I am pursuing a PhD thesis at INRIA CARAMBA; my advisors are Emmanuel Thomé and Pierre-Jean Spaenlehauer. My work is at the interface between post-quantum isogeny-based cryptography and computer algebra: I build algorithms for handling Drinfeld modules, often with the aim of applying them to cryptography.

Numbers evolved into monolithic and magnificent structures, that were polished by countless brilliant mathematicians. How can one manipulate and appropriate those structures? Using explicit computations. Through examples, one can get a firm grasp on objects. This is the root of intuition, that grows into conjectures, and theorems.

Computer algebra is one of the best tools used by mathematicians to build examples. Algorithms work in concert with the more fundamental branches in mathematics, and they embody some experimental sides of our science. Gauß, Euler, Legendre, all had fantastic computing abilities, mastering both the abstract and algorithmic aspects of mathematics. This double-ability was certainly instrumental to their work.

Besides this, number theory turned out to be essential in public-key cryptography, which is itself critical for privacy and individual freedoms, two of the most important human rights.
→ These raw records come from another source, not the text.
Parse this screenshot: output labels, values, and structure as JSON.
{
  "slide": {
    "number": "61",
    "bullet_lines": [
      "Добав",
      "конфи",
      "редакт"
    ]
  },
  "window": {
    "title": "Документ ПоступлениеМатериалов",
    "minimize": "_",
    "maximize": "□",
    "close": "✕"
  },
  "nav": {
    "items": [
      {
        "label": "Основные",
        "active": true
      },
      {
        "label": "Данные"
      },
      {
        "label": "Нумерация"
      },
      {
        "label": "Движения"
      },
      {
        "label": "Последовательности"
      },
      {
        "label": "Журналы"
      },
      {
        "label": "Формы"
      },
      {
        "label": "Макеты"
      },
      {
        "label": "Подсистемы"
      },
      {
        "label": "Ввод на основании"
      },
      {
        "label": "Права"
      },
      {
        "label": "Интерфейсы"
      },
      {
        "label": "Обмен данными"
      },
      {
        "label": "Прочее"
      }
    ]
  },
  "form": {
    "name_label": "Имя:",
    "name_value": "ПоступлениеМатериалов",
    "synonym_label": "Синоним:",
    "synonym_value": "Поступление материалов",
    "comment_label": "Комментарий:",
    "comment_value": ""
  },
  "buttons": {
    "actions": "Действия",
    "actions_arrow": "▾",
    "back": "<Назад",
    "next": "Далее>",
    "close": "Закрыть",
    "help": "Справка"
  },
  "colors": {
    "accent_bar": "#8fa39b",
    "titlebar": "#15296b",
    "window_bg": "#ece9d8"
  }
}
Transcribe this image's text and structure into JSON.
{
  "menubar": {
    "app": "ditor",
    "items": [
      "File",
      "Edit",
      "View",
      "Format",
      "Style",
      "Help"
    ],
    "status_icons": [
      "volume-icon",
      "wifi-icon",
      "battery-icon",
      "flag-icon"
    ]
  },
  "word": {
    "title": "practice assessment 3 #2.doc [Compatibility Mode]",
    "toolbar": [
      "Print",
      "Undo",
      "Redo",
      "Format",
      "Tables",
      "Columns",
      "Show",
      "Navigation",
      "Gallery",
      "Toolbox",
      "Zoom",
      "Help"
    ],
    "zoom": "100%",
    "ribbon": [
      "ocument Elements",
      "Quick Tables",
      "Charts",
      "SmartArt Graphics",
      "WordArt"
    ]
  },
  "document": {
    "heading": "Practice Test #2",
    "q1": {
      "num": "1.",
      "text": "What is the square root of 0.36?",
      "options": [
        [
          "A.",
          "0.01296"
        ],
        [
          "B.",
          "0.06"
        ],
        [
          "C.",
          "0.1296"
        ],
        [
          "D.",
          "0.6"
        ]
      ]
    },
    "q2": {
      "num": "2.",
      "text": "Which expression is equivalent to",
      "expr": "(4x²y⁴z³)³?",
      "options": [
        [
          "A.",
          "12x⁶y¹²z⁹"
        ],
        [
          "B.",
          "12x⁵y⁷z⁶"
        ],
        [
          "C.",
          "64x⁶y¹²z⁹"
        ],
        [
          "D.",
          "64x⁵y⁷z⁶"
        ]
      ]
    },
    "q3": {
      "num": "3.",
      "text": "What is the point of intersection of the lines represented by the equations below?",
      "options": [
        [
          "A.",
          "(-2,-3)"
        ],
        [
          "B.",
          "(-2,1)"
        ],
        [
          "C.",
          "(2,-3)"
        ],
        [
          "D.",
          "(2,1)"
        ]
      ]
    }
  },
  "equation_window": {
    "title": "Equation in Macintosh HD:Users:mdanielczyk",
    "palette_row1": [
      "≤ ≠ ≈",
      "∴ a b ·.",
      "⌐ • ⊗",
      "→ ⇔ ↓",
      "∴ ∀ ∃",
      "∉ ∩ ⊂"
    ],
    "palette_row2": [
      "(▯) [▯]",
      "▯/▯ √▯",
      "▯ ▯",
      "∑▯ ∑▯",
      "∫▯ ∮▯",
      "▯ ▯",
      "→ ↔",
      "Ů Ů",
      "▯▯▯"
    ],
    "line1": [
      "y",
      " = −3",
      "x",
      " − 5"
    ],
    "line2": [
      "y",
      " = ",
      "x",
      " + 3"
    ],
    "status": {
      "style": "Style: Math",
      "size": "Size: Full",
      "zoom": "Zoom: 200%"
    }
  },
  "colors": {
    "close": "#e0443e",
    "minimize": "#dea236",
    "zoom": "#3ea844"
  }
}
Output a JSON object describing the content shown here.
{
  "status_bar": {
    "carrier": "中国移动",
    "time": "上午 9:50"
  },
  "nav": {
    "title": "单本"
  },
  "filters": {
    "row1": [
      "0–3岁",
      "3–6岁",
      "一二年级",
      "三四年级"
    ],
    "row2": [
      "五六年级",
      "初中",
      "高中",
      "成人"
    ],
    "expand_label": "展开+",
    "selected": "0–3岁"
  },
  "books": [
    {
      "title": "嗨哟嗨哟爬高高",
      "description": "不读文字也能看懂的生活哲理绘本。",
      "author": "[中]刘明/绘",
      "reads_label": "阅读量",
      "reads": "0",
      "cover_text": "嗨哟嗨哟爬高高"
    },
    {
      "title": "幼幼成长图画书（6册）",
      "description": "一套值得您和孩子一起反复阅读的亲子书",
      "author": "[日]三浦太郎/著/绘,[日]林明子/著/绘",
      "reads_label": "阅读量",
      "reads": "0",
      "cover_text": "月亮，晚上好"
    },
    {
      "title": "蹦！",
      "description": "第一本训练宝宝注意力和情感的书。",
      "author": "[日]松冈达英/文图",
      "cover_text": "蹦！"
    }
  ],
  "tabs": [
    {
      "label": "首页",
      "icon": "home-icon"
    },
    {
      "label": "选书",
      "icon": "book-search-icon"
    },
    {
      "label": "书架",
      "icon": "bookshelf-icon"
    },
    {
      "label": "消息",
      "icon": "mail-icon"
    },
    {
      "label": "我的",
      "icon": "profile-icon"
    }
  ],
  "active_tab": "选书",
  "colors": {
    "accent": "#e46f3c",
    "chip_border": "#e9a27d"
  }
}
By being at the intersection of computer sciences, mathematics and human rights, cryptography also embodies humanistic values. I am more than hopeful that my personal interest in mathematics will serve the purpose of contributing to cryptography and its use.

My goal is to write reliable and efficient algorithms, that will serve in cryptography or in mathematical research, and my area of expertise is that of Drinfeld modules. Drinfeld modules were introduced in 1974 to create an explicit class field theory for function fields, in which rank two Drinfeld modules — and their theory of complex multiplication — play the role of elliptic curves. The motivation for Drinfeld modules in cryptography comes from the fact that algorithms tend to be faster in function fields than in number fields.

Our first result was to derive a “Drinfeld-analogue” of the following action: the class group of a quadratic imaginary number field K/ℚ acts simply transitively on the set of isomorphism classes of ordinary elliptic curves whose complex multiplication is given by K/ℚ. In our case, this action is realized in terms of isogenies of Drinfeld modules, and we can efficiently compute it. Surprisingly, the algorithm holds into six lines; we implemented it, ran it, and gave an explicit computation. See the preprint. We are now focusing on new cryptography applications of Drinfeld modules and new algorithms.

Finally, programming is very important for me; I am also the main author of the first (upcoming) SageMath-integrated library for Drinfeld modules; see the Software section.